**EXERCISE:** Output all records precisely as written.

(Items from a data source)
....

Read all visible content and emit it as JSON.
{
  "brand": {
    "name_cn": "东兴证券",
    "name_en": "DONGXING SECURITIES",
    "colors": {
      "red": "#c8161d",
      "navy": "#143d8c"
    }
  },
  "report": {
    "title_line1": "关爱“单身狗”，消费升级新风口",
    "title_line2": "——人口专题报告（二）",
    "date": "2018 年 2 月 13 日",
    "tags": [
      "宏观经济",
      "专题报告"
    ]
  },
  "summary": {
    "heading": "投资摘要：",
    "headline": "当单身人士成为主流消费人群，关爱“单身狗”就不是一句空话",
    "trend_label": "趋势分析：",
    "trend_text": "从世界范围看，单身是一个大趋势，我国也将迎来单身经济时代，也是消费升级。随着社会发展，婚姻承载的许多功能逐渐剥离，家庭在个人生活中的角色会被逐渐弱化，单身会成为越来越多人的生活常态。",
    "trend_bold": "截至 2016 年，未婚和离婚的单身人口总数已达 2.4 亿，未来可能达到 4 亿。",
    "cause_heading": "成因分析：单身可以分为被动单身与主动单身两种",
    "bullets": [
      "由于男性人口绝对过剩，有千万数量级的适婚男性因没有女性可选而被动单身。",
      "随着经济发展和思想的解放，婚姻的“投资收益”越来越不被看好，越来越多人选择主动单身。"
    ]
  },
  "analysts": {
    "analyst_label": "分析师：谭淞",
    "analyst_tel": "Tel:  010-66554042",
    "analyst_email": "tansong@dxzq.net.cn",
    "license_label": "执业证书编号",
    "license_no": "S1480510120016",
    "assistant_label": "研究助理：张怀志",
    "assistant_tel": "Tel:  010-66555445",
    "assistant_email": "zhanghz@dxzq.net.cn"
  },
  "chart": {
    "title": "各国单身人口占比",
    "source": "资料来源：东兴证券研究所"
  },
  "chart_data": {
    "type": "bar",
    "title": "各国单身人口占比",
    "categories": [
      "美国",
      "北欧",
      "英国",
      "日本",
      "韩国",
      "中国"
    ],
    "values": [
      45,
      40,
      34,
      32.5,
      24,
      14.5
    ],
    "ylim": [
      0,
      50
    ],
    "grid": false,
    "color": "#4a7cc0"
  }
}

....

**SOLUTION TO THE PROBLEM:**
Read all visible content and emit it as JSON.
{
  "brand": {
    "name_cn": "东兴证券",
    "name_en": "DONGXING SECURITIES",
    "colors": {
      "red": "#c8161d",
      "navy": "#143d8c"
    }
  },
  "report": {
    "title_line1": "关爱“单身狗”，消费升级新风口",
    "title_line2": "——人口专题报告（二）",
    "date": "2018 年 2 月 13 日",
    "tags": [
      "宏观经济",
      "专题报告"
    ]
  },
  "summary": {
    "heading": "投资摘要：",
    "headline": "当单身人士成为主流消费人群，关爱“单身狗”就不是一句空话",
    "trend_label": "趋势分析：",
    "trend_text": "从世界范围看，单身是一个大趋势，我国也将迎来单身经济时代，也是消费升级。随着社会发展，婚姻承载的许多功能逐渐剥离，家庭在个人生活中的角色会被逐渐弱化，单身会成为越来越多人的生活常态。",
    "trend_bold": "截至 2016 年，未婚和离婚的单身人口总数已达 2.4 亿，未来可能达到 4 亿。",
    "cause_heading": "成因分析：单身可以分为被动单身与主动单身两种",
    "bullets": [
      "由于男性人口绝对过剩，有千万数量级的适婚男性因没有女性可选而被动单身。",
      "随着经济发展和思想的解放，婚姻的“投资收益”越来越不被看好，越来越多人选择主动单身。"
    ]
  },
  "analysts": {
    "analyst_label": "分析师：谭淞",
    "analyst_tel": "Tel:  010-66554042",
    "analyst_email": "tansong@dxzq.net.cn",
    "license_label": "执业证书编号",
    "license_no": "S1480510120016",
    "assistant_label": "研究助理：张怀志",
    "assistant_tel": "Tel:  010-66555445",
    "assistant_email": "zhanghz@dxzq.net.cn"
  },
  "chart": {
    "title": "各国单身人口占比",
    "source": "资料来源：东兴证券研究所"
  },
  "chart_data": {
    "type": "bar",
    "title": "各国单身人口占比",
    "categories": [
      "美国",
      "北欧",
      "英国",
      "日本",
      "韩国",
      "中国"
    ],
    "values": [
      45,
      40,
      34,
      32.5,
      24,
      14.5
    ],
    "ylim": [
      0,
      50
    ],
    "grid": false,
    "color": "#4a7cc0"
  }
}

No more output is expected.